*Problem to work on:* All of the data needs to be printed again, exactly as written.

*Provided data:*
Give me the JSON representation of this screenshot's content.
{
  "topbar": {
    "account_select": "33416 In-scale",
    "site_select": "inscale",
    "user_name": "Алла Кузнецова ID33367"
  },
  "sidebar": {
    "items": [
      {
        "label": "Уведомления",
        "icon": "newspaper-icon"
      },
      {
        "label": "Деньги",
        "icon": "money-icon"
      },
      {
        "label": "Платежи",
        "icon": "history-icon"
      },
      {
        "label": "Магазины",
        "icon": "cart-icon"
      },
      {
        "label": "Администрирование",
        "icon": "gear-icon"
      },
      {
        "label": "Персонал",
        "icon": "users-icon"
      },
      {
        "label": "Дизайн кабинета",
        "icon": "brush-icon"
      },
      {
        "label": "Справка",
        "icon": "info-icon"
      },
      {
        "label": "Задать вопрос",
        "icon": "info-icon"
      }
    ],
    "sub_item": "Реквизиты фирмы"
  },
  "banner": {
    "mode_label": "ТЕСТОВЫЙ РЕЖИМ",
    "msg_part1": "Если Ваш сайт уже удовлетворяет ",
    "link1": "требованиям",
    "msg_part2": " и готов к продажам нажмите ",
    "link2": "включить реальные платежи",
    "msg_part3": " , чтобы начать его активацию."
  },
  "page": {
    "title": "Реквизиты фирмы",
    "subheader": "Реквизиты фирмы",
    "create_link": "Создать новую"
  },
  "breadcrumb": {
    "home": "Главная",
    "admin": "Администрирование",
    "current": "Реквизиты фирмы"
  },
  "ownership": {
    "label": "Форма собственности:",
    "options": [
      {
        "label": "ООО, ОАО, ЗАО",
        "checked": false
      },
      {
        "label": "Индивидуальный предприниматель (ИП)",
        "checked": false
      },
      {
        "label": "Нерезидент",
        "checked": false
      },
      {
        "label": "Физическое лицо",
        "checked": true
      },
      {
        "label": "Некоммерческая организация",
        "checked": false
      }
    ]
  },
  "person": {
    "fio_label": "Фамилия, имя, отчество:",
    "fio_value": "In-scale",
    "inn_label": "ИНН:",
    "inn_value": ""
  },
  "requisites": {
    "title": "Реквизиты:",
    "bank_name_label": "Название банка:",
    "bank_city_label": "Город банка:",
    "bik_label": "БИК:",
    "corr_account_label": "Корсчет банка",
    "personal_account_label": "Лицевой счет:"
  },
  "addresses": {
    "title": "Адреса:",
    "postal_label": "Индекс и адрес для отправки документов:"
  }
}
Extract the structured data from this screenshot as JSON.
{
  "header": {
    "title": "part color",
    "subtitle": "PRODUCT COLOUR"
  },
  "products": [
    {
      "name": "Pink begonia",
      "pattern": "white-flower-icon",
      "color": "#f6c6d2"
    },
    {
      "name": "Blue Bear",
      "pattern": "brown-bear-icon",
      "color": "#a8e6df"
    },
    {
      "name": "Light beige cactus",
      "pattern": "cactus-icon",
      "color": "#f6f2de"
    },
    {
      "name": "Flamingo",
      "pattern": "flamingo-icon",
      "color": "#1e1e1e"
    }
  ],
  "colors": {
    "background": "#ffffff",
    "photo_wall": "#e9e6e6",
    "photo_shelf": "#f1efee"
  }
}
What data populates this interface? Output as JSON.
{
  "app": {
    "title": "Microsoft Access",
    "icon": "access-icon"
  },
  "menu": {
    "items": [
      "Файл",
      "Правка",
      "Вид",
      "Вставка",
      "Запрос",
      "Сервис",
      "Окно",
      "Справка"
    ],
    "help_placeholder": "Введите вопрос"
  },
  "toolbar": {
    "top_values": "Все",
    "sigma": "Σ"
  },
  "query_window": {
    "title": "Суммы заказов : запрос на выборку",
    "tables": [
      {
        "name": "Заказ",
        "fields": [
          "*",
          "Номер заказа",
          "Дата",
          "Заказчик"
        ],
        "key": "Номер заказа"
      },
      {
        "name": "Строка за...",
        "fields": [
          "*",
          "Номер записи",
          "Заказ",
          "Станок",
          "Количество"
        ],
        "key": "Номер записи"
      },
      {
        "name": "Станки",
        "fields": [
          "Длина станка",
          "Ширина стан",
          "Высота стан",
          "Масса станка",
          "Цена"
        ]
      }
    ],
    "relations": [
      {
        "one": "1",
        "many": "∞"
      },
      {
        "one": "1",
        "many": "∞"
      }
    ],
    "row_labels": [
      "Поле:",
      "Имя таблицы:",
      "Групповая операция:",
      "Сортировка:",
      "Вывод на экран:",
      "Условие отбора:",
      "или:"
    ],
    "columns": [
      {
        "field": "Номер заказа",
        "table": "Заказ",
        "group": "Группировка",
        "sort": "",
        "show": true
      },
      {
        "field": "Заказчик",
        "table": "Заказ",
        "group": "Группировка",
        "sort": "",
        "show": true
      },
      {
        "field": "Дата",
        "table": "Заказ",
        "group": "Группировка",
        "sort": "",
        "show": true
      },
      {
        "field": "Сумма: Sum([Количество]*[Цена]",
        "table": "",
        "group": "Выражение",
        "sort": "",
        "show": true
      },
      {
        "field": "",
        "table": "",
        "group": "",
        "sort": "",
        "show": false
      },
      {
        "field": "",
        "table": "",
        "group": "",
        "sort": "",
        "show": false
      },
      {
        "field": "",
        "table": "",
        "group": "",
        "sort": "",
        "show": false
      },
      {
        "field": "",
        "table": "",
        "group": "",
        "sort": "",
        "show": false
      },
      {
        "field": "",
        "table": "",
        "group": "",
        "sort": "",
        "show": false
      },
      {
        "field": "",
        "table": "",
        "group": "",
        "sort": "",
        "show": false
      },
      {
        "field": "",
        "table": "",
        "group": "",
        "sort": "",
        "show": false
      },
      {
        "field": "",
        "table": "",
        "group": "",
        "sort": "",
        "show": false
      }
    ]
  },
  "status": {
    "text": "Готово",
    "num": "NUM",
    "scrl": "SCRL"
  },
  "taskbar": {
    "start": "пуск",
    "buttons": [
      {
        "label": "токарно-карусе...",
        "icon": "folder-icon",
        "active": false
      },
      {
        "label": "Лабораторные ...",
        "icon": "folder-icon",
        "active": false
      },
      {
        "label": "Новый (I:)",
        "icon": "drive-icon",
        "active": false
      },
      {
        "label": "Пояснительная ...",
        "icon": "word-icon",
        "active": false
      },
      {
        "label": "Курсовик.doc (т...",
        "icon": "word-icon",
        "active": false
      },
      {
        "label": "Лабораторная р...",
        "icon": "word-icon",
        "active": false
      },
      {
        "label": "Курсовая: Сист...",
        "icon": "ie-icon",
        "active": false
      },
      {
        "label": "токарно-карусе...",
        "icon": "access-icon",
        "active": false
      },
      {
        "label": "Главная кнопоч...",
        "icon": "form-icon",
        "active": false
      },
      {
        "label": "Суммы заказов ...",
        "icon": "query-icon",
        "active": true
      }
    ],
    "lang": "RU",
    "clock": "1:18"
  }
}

*Answer to this exercise:*
Give me the JSON representation of this screenshot's content.
{
  "topbar": {
    "account_select": "33416 In-scale",
    "site_select": "inscale",
    "user_name": "Алла Кузнецова ID33367"
  },
  "sidebar": {
    "items": [
      {
        "label": "Уведомления",
        "icon": "newspaper-icon"
      },
      {
        "label": "Деньги",
        "icon": "money-icon"
      },
      {
        "label": "Платежи",
        "icon": "history-icon"
      },
      {
        "label": "Магазины",
        "icon": "cart-icon"
      },
      {
        "label": "Администрирование",
        "icon": "gear-icon"
      },
      {
        "label": "Персонал",
        "icon": "users-icon"
      },
      {
        "label": "Дизайн кабинета",
        "icon": "brush-icon"
      },
      {
        "label": "Справка",
        "icon": "info-icon"
      },
      {
        "label": "Задать вопрос",
        "icon": "info-icon"
      }
    ],
    "sub_item": "Реквизиты фирмы"
  },
  "banner": {
    "mode_label": "ТЕСТОВЫЙ РЕЖИМ",
    "msg_part1": "Если Ваш сайт уже удовлетворяет ",
    "link1": "требованиям",
    "msg_part2": " и готов к продажам нажмите ",
    "link2": "включить реальные платежи",
    "msg_part3": " , чтобы начать его активацию."
  },
  "page": {
    "title": "Реквизиты фирмы",
    "subheader": "Реквизиты фирмы",
    "create_link": "Создать новую"
  },
  "breadcrumb": {
    "home": "Главная",
    "admin": "Администрирование",
    "current": "Реквизиты фирмы"
  },
  "ownership": {
    "label": "Форма собственности:",
    "options": [
      {
        "label": "ООО, ОАО, ЗАО",
        "checked": false
      },
      {
        "label": "Индивидуальный предприниматель (ИП)",
        "checked": false
      },
      {
        "label": "Нерезидент",
        "checked": false
      },
      {
        "label": "Физическое лицо",
        "checked": true
      },
      {
        "label": "Некоммерческая организация",
        "checked": false
      }
    ]
  },
  "person": {
    "fio_label": "Фамилия, имя, отчество:",
    "fio_value": "In-scale",
    "inn_label": "ИНН:",
    "inn_value": ""
  },
  "requisites": {
    "title": "Реквизиты:",
    "bank_name_label": "Название банка:",
    "bank_city_label": "Город банка:",
    "bik_label": "БИК:",
    "corr_account_label": "Корсчет банка",
    "personal_account_label": "Лицевой счет:"
  },
  "addresses": {
    "title": "Адреса:",
    "postal_label": "Индекс и адрес для отправки документов:"
  }
}
Extract the structured data from this screenshot as JSON.
{
  "header": {
    "title": "part color",
    "subtitle": "PRODUCT COLOUR"
  },
  "products": [
    {
      "name": "Pink begonia",
      "pattern": "white-flower-icon",
      "color": "#f6c6d2"
    },
    {
      "name": "Blue Bear",
      "pattern": "brown-bear-icon",
      "color": "#a8e6df"
    },
    {
      "name": "Light beige cactus",
      "pattern": "cactus-icon",
      "color": "#f6f2de"
    },
    {
      "name": "Flamingo",
      "pattern": "flamingo-icon",
      "color": "#1e1e1e"
    }
  ],
  "colors": {
    "background": "#ffffff",
    "photo_wall": "#e9e6e6",
    "photo_shelf": "#f1efee"
  }
}
What data populates this interface? Output as JSON.
{
  "app": {
    "title": "Microsoft Access",
    "icon": "access-icon"
  },
  "menu": {
    "items": [
      "Файл",
      "Правка",
      "Вид",
      "Вставка",
      "Запрос",
      "Сервис",
      "Окно",
      "Справка"
    ],
    "help_placeholder": "Введите вопрос"
  },
  "toolbar": {
    "top_values": "Все",
    "sigma": "Σ"
  },
  "query_window": {
    "title": "Суммы заказов : запрос на выборку",
    "tables": [
      {
        "name": "Заказ",
        "fields": [
          "*",
          "Номер заказа",
          "Дата",
          "Заказчик"
        ],
        "key": "Номер заказа"
      },
      {
        "name": "Строка за...",
        "fields": [
          "*",
          "Номер записи",
          "Заказ",
          "Станок",
          "Количество"
        ],
        "key": "Номер записи"
      },
      {
        "name": "Станки",
        "fields": [
          "Длина станка",
          "Ширина стан",
          "Высота стан",
          "Масса станка",
          "Цена"
        ]
      }
    ],
    "relations": [
      {
        "one": "1",
        "many": "∞"
      },
      {
        "one": "1",
        "many": "∞"
      }
    ],
    "row_labels": [
      "Поле:",
      "Имя таблицы:",
      "Групповая операция:",
      "Сортировка:",
      "Вывод на экран:",
      "Условие отбора:",
      "или:"
    ],
    "columns": [
      {
        "field": "Номер заказа",
        "table": "Заказ",
        "group": "Группировка",
        "sort": "",
        "show": true
      },
      {
        "field": "Заказчик",
        "table": "Заказ",
        "group": "Группировка",
        "sort": "",
        "show": true
      },
      {
        "field": "Дата",
        "table": "Заказ",
        "group": "Группировка",
        "sort": "",
        "show": true
      },
      {
        "field": "Сумма: Sum([Количество]*[Цена]",
        "table": "",
        "group": "Выражение",
        "sort": "",
        "show": true
      },
      {
        "field": "",
        "table": "",
        "group": "",
        "sort": "",
        "show": false
      },
      {
        "field": "",
        "table": "",
        "group": "",
        "sort": "",
        "show": false
      },
      {
        "field": "",
        "table": "",
        "group": "",
        "sort": "",
        "show": false
      },
      {
        "field": "",
        "table": "",
        "group": "",
        "sort": "",
        "show": false
      },
      {
        "field": "",
        "table": "",
        "group": "",
        "sort": "",
        "show": false
      },
      {
        "field": "",
        "table": "",
        "group": "",
        "sort": "",
        "show": false
      },
      {
        "field": "",
        "table": "",
        "group": "",
        "sort": "",
        "show": false
      },
      {
        "field": "",
        "table": "",
        "group": "",
        "sort": "",
        "show": false
      }
    ]
  },
  "status": {
    "text": "Готово",
    "num": "NUM",
    "scrl": "SCRL"
  },
  "taskbar": {
    "start": "пуск",
    "buttons": [
      {
        "label": "токарно-карусе...",
        "icon": "folder-icon",
        "active": false
      },
      {
        "label": "Лабораторные ...",
        "icon": "folder-icon",
        "active": false
      },
      {
        "label": "Новый (I:)",
        "icon": "drive-icon",
        "active": false
      },
      {
        "label": "Пояснительная ...",
        "icon": "word-icon",
        "active": false
      },
      {
        "label": "Курсовик.doc (т...",
        "icon": "word-icon",
        "active": false
      },
      {
        "label": "Лабораторная р...",
        "icon": "word-icon",
        "active": false
      },
      {
        "label": "Курсовая: Сист...",
        "icon": "ie-icon",
        "active": false
      },
      {
        "label": "токарно-карусе...",
        "icon": "access-icon",
        "active": false
      },
      {
        "label": "Главная кнопоч...",
        "icon": "form-icon",
        "active": false
      },
      {
        "label": "Суммы заказов ...",
        "icon": "query-icon",
        "active": true
      }
    ],
    "lang": "RU",
    "clock": "1:18"
  }
}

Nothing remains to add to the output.